UNTIL A year ago, Farmers would take their sacks and crates of peas, tomatoes, capsicum, beans, cauliflower and ginger to the Agriculture Produce Market Committee (APMC) in Solan Mandi, 46 km south of Shimla, and watch as commission agents, or arthiyas, called for bids and sealed them.

farmers are not happy with the prices they got and they knew the agents made underhand deals with buyers but could do little about it. That’s how these mandis have always operated. The agents charge a commission of 4 per cent from us and another 7 per cent from buyers.

That changed, however, when the markets of Solan and Shimla became part of the National Agriculture Market (e-NAM) project, a flagship pan-India electronic trading portal for agricultural produce launched by the central government in April 2016.

Today, Farmers can log in to the e-NAM website, access real-time wholesale rates across the country and choose their buyer, completely bypassing the agents.

Within a year of the e-NAM launch, APMC Solan has transacted business worth Rs 4.09 crore, of which Rs 3.12 crore were from apples.
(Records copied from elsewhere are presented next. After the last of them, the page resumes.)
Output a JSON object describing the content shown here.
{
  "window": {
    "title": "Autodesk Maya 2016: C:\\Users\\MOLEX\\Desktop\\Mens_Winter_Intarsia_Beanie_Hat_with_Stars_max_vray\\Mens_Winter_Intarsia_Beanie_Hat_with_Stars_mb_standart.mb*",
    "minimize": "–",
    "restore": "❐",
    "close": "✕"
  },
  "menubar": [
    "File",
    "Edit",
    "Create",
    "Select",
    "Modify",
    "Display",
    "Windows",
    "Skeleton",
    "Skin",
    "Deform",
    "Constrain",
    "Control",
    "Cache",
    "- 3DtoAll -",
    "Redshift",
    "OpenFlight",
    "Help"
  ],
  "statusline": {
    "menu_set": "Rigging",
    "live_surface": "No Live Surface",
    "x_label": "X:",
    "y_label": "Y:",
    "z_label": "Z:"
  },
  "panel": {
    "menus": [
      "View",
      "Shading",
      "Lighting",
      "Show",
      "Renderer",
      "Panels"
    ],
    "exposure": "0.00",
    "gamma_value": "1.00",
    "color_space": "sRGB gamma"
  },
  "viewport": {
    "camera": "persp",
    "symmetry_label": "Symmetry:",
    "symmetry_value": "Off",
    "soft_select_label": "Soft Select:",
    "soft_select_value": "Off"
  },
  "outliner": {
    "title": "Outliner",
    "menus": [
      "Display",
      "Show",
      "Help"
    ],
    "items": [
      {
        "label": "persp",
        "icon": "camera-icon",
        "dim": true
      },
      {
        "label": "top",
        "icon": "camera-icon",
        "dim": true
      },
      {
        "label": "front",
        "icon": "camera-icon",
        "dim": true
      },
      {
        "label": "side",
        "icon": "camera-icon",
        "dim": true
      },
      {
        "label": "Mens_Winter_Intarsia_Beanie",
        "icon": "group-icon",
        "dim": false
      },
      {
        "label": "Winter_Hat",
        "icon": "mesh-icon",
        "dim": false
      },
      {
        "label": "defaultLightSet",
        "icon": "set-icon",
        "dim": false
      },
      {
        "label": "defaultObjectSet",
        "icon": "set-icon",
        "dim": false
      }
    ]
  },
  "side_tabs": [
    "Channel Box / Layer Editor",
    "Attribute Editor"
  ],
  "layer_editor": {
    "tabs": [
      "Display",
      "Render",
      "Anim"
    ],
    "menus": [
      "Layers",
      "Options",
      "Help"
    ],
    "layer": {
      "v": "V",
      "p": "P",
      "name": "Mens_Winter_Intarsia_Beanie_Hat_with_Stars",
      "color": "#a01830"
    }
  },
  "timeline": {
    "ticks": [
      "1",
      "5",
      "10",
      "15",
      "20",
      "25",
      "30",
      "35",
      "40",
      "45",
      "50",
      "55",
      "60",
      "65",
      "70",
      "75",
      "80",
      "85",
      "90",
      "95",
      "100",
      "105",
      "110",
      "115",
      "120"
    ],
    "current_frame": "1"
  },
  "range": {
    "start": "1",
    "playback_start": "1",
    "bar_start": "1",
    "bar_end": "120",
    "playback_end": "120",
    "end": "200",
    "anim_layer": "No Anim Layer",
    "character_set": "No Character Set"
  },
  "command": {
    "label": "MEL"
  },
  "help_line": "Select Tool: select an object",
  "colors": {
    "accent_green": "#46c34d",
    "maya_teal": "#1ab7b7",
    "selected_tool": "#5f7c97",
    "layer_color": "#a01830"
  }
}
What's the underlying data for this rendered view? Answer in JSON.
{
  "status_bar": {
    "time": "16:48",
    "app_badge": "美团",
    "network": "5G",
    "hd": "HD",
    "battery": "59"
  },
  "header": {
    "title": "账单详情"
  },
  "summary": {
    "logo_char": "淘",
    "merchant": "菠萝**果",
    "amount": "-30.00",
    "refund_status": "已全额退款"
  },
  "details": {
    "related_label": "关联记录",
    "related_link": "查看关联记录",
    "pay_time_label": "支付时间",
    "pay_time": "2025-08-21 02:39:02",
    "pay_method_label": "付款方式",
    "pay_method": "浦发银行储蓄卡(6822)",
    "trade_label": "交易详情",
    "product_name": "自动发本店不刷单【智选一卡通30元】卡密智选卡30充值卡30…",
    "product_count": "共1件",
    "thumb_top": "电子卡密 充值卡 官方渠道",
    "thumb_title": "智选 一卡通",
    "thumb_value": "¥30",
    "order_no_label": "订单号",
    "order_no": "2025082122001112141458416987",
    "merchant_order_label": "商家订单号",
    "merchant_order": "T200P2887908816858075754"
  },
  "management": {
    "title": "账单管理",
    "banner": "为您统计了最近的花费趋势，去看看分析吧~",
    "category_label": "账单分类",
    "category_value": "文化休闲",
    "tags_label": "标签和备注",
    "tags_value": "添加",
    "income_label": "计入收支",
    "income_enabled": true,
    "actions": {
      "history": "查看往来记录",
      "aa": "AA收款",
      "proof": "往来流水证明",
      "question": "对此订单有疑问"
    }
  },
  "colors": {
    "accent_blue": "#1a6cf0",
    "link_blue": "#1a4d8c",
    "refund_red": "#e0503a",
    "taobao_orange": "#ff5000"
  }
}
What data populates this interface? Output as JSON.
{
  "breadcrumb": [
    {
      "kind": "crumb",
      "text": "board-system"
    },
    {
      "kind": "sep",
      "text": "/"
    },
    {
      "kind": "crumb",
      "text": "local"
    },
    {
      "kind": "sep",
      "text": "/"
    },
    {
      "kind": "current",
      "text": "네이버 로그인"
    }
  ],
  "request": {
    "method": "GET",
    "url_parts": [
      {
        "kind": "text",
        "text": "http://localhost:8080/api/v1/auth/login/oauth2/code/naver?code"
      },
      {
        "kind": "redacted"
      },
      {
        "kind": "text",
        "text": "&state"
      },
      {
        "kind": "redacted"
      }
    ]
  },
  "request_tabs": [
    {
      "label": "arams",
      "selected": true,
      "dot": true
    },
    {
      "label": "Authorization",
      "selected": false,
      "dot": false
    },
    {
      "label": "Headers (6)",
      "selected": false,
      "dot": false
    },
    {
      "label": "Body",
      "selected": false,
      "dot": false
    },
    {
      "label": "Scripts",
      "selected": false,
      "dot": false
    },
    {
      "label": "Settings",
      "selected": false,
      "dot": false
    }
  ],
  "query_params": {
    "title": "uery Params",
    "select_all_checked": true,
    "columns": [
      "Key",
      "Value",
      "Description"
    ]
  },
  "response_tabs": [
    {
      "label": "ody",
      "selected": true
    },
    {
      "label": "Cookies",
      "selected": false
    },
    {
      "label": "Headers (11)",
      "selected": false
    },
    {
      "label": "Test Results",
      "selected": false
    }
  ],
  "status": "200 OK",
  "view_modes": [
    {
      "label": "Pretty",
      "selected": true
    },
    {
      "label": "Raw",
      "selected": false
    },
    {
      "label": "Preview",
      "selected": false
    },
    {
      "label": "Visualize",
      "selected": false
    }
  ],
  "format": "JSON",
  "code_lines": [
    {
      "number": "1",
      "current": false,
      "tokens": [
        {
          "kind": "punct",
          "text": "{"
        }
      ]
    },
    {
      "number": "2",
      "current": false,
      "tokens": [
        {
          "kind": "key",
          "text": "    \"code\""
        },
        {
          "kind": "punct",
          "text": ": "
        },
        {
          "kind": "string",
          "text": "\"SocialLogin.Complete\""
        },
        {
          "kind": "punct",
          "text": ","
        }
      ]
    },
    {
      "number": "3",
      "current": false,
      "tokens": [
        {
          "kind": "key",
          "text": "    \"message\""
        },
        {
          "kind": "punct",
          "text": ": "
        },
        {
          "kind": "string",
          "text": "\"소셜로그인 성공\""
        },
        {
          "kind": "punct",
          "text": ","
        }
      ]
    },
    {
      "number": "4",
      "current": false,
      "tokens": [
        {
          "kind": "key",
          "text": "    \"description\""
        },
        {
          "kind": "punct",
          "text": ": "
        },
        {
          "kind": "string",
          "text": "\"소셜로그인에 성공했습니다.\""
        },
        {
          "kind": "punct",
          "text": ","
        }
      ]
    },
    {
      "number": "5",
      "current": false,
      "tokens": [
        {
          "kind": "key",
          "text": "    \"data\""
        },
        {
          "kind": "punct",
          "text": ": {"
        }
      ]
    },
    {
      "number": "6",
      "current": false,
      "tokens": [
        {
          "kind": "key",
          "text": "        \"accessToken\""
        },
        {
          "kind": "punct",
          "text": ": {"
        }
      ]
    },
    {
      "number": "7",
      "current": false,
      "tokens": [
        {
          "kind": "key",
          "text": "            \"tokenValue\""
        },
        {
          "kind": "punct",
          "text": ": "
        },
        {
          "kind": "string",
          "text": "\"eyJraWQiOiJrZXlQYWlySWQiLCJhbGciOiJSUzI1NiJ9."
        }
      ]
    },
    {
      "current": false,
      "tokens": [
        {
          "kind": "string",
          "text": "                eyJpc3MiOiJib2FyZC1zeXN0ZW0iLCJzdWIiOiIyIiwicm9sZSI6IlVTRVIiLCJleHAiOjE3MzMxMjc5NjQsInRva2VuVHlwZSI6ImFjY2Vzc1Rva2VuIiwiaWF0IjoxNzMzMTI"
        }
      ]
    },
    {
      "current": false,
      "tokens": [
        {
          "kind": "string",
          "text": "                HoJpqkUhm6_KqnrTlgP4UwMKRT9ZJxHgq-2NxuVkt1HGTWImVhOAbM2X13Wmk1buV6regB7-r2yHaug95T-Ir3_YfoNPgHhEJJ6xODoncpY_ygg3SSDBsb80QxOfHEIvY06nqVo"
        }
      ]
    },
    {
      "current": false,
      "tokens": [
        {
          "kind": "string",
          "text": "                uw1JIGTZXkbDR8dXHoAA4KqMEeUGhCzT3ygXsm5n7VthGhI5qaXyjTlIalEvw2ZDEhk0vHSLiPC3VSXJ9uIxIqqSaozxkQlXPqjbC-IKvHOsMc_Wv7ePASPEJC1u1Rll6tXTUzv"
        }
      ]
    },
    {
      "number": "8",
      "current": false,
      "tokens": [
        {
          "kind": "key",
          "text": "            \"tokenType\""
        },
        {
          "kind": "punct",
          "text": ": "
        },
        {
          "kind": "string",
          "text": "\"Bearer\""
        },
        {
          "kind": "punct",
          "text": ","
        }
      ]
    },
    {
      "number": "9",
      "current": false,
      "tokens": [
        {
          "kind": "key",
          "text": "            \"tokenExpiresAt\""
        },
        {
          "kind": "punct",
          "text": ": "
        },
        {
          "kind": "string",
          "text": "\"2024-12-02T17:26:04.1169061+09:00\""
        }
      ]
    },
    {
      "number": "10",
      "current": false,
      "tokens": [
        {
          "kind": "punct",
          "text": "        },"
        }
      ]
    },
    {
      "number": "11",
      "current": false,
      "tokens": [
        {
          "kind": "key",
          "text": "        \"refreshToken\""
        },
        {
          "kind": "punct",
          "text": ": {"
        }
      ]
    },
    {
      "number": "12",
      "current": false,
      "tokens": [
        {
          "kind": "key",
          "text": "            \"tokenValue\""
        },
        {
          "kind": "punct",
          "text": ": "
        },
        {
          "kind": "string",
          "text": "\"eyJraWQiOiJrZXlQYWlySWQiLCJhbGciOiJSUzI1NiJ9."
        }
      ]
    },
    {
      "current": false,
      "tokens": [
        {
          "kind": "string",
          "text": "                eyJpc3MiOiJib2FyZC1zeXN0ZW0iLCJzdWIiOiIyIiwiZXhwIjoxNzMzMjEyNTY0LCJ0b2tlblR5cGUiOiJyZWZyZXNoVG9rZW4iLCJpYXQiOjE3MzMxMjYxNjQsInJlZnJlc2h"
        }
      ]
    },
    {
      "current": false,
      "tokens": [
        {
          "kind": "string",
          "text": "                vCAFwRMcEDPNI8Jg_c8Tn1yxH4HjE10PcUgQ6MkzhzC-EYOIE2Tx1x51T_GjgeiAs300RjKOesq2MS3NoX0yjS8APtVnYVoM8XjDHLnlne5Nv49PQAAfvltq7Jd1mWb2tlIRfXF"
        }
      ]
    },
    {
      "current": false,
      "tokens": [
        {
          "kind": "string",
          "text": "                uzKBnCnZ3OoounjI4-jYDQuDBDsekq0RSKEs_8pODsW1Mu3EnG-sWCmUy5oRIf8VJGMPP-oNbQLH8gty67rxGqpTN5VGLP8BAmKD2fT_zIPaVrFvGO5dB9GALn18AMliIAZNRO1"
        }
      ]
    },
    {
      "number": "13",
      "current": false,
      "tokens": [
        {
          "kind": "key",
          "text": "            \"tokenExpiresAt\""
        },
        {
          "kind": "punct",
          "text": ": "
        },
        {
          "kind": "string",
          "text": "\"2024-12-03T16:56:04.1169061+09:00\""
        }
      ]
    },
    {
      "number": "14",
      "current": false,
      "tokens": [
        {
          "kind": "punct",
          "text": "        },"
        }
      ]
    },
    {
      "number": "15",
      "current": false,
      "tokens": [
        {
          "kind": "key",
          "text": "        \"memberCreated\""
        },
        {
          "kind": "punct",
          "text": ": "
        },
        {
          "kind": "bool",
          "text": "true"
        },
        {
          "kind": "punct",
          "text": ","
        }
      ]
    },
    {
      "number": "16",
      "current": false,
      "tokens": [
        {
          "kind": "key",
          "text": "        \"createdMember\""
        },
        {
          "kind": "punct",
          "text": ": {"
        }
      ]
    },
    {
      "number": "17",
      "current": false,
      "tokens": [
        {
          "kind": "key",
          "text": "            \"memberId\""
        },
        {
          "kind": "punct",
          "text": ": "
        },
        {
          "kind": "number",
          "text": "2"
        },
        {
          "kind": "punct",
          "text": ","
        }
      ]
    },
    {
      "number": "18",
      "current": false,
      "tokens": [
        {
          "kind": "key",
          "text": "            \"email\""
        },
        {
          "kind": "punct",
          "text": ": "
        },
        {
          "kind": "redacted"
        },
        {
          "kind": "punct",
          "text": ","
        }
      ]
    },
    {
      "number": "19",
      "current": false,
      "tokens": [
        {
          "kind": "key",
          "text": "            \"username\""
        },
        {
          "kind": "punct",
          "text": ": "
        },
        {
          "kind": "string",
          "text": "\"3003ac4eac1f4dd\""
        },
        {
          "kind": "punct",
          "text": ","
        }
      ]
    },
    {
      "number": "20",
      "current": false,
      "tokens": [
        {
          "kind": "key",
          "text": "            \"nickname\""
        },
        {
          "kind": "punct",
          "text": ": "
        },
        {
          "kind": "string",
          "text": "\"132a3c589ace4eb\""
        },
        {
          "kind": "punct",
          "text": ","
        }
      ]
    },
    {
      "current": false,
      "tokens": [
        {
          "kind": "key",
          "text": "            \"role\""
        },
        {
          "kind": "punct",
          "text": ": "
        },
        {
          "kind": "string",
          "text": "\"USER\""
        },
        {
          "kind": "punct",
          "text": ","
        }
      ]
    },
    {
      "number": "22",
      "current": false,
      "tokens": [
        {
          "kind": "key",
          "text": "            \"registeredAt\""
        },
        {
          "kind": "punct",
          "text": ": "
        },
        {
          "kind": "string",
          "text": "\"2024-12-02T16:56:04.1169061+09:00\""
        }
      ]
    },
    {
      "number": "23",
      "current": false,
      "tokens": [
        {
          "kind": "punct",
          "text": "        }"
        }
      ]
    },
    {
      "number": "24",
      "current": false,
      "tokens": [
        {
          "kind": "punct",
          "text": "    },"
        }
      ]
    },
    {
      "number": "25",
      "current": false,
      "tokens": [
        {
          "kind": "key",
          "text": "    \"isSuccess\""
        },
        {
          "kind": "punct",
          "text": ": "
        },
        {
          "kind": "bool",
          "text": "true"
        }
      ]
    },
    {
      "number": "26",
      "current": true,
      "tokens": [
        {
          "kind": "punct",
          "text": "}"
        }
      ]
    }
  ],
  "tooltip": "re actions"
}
APMC Solan has already enrolled 4,267 farmers, 92 commission agents and 423 traders under the e-trading project.

Every morning, farmers or their representatives turn up at the entry point of the mandi with their produce, after which APMC officials examine samples for quality and grade, and weigh them in the presence of farmers. The farmers, who are registered on the e-NAM portal, then log into the website using their unique ID numbers and list the items they want to sell, with descriptions about quality and quantity.

The action moves to the “bidding hall”, on the first floor of the market yard, where APMC officials sit with their laptops around a table, facing farmers and commission agents, who now act on behalf of buyers. With a supervisor overseeing the bidding, farmers watch the giant screen on the wall, which displays the item being bid by local traders and those from other states.

After the process is done, the farmer picks a suitable bid, the transaction is frozen and the grower issued a printed e-sale agreement. It’s up to the agents to ensure that the produce reaches buyers — the APMC charges a transaction fee of one per cent from buyers.

The earnings of farmers have gone up by 60 to 70 per cent since the new system came in.

Thakur one of the farmer in solan says, "It’s easy. This way, we get to sell our produce at the click of a button, From the Rs 3.5-4 lakh that I used to earn earlier, I now make around Rs 7 lakh. This system is absolutely transparent and free from hera-pheri (manipulation). Receipts of the produce sold are credited to our bank accounts by the end of the day."